Text also published Harrower’s short story collection A Few Days in the Country in 2016, and her final novel In Certain Circles, which was withdrawn from publication in the 1970s and remained unpublished until 2014. In Certain Circles went on to win the Voss Literary Prize, was longlisted for the Miles Franklin Literary Award, and was shortlisted for the Colin Roderick and NSW Premier’s Literary awards in 2015.
Text publisher Michael Heyward writes:
‘Elizabeth Harrower died on Tuesday 7 July 2020 at the great age of ninety-two.
‘Elizabeth thought it was lucky to have a long life. It was lucky for us, because it gave us the chance to find and read her books while she was alive. Less than ten years ago her published novels—there were just four of them—were out of print, and she was all but forgotten. Apart from a handful of writers (Joan London and Michelle de Kretser among them), several generations of Australians had grown up barely knowing she existed.
‘Like many writers of her period, especially women, Elizabeth had a fractured career, but it wasn’t war or children or marriage or work that got in the way. Her vanishing act was her own doing. Born in 1928, she went to London in the early fifties, wrote three novels (Down in the City, The Long Prospect, The Catherine Wheel) and, at the end of the decade, when she had just turned thirty, came back to Australia. This was a stellar beginning. Christina Stead proclaimed that The Long Prospect has no equal in our literature. What other extraordinary novels would she write?

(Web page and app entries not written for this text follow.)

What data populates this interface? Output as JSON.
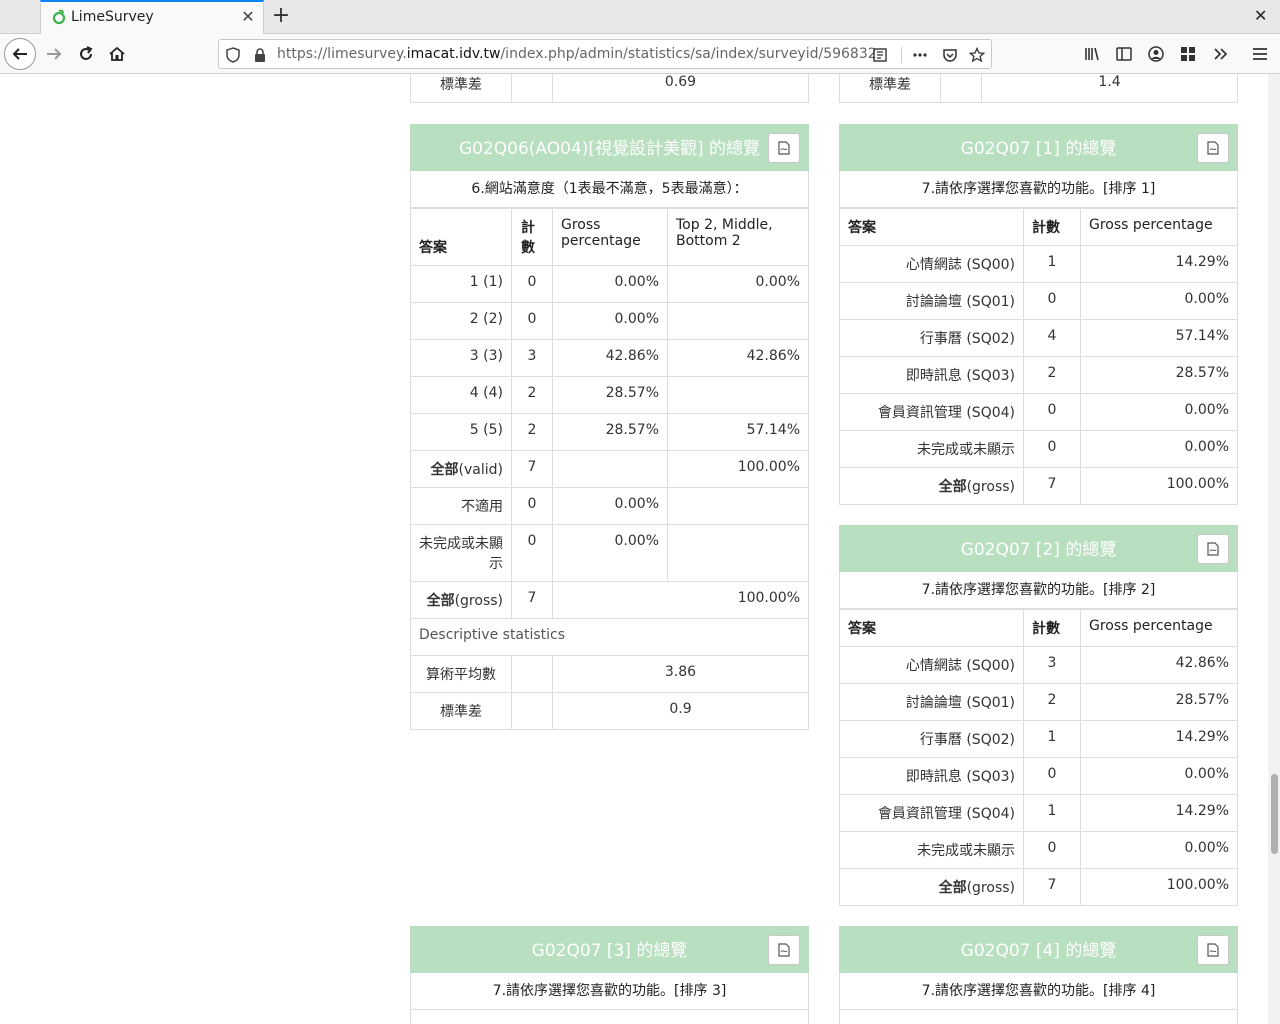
{
  "browser": {
    "tab_title": "LimeSurvey",
    "url_prefix": "https://limesurvey.",
    "url_domain": "imacat.idv.tw",
    "url_path": "/index.php/admin/statistics/sa/index/surveyid/596832"
  },
  "top_partial": {
    "left": {
      "label": "標準差",
      "value": "0.69"
    },
    "right": {
      "label": "標準差",
      "value": "1.4"
    }
  },
  "g02q06": {
    "header": "G02Q06(AO04)[視覺設計美觀] 的總覽",
    "question": "6.網站滿意度（1表最不滿意，5表最滿意）：",
    "col_answer": "答案",
    "col_count": "計數",
    "col_gross": "Gross percentage",
    "col_top": "Top 2, Middle, Bottom 2",
    "rows": [
      {
        "answer": "1 (1)",
        "count": "0",
        "gross": "0.00%",
        "top": "0.00%"
      },
      {
        "answer": "2 (2)",
        "count": "0",
        "gross": "0.00%",
        "top": ""
      },
      {
        "answer": "3 (3)",
        "count": "3",
        "gross": "42.86%",
        "top": "42.86%"
      },
      {
        "answer": "4 (4)",
        "count": "2",
        "gross": "28.57%",
        "top": ""
      },
      {
        "answer": "5 (5)",
        "count": "2",
        "gross": "28.57%",
        "top": "57.14%"
      }
    ],
    "valid": {
      "label_bold": "全部",
      "label_rest": "(valid)",
      "count": "7",
      "pct": "100.00%"
    },
    "na": {
      "label": "不適用",
      "count": "0",
      "pct": "0.00%"
    },
    "incomplete": {
      "label": "未完成或未顯示",
      "count": "0",
      "pct": "0.00%"
    },
    "gross": {
      "label_bold": "全部",
      "label_rest": "(gross)",
      "count": "7",
      "pct": "100.00%"
    },
    "desc_label": "Descriptive statistics",
    "mean": {
      "label": "算術平均數",
      "value": "3.86"
    },
    "sd": {
      "label": "標準差",
      "value": "0.9"
    }
  },
  "g02q07_1": {
    "header": "G02Q07 [1] 的總覽",
    "question": "7.請依序選擇您喜歡的功能。[排序 1]",
    "col_answer": "答案",
    "col_count": "計數",
    "col_gross": "Gross percentage",
    "rows": [
      {
        "answer": "心情網誌 (SQ00)",
        "count": "1",
        "gross": "14.29%"
      },
      {
        "answer": "討論論壇 (SQ01)",
        "count": "0",
        "gross": "0.00%"
      },
      {
        "answer": "行事曆 (SQ02)",
        "count": "4",
        "gross": "57.14%"
      },
      {
        "answer": "即時訊息 (SQ03)",
        "count": "2",
        "gross": "28.57%"
      },
      {
        "answer": "會員資訊管理 (SQ04)",
        "count": "0",
        "gross": "0.00%"
      },
      {
        "answer": "未完成或未顯示",
        "count": "0",
        "gross": "0.00%"
      }
    ],
    "gross": {
      "label_bold": "全部",
      "label_rest": "(gross)",
      "count": "7",
      "pct": "100.00%"
    }
  },
  "g02q07_2": {
    "header": "G02Q07 [2] 的總覽",
    "question": "7.請依序選擇您喜歡的功能。[排序 2]",
    "col_answer": "答案",
    "col_count": "計數",
    "col_gross": "Gross percentage",
    "rows": [
      {
        "answer": "心情網誌 (SQ00)",
        "count": "3",
        "gross": "42.86%"
      },
      {
        "answer": "討論論壇 (SQ01)",
        "count": "2",
        "gross": "28.57%"
      },
      {
        "answer": "行事曆 (SQ02)",
        "count": "1",
        "gross": "14.29%"
      },
      {
        "answer": "即時訊息 (SQ03)",
        "count": "0",
        "gross": "0.00%"
      },
      {
        "answer": "會員資訊管理 (SQ04)",
        "count": "1",
        "gross": "14.29%"
      },
      {
        "answer": "未完成或未顯示",
        "count": "0",
        "gross": "0.00%"
      }
    ],
    "gross": {
      "label_bold": "全部",
      "label_rest": "(gross)",
      "count": "7",
      "pct": "100.00%"
    }
  },
  "g02q07_3": {
    "header": "G02Q07 [3] 的總覽",
    "question": "7.請依序選擇您喜歡的功能。[排序 3]"
  },
  "g02q07_4": {
    "header": "G02Q07 [4] 的總覽",
    "question": "7.請依序選擇您喜歡的功能。[排序 4]"
  },
  "colors": {
    "card_header": "#b8dfbf",
    "tab_accent": "#0a84ff",
    "favicon": "#3cb34a"
  }
}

‘The Watch Tower was published in 1966, and earned a rave review from H.G. Kippax in the Sydney Morning Herald who declared that its only competition for the novel of the year was Patrick White’s The Solid Mandala. The trouble was that there were no copies to buy—all the stock was still on the ship from London. Such was Australian publishing.’
To read the full tribute, see the Text blog.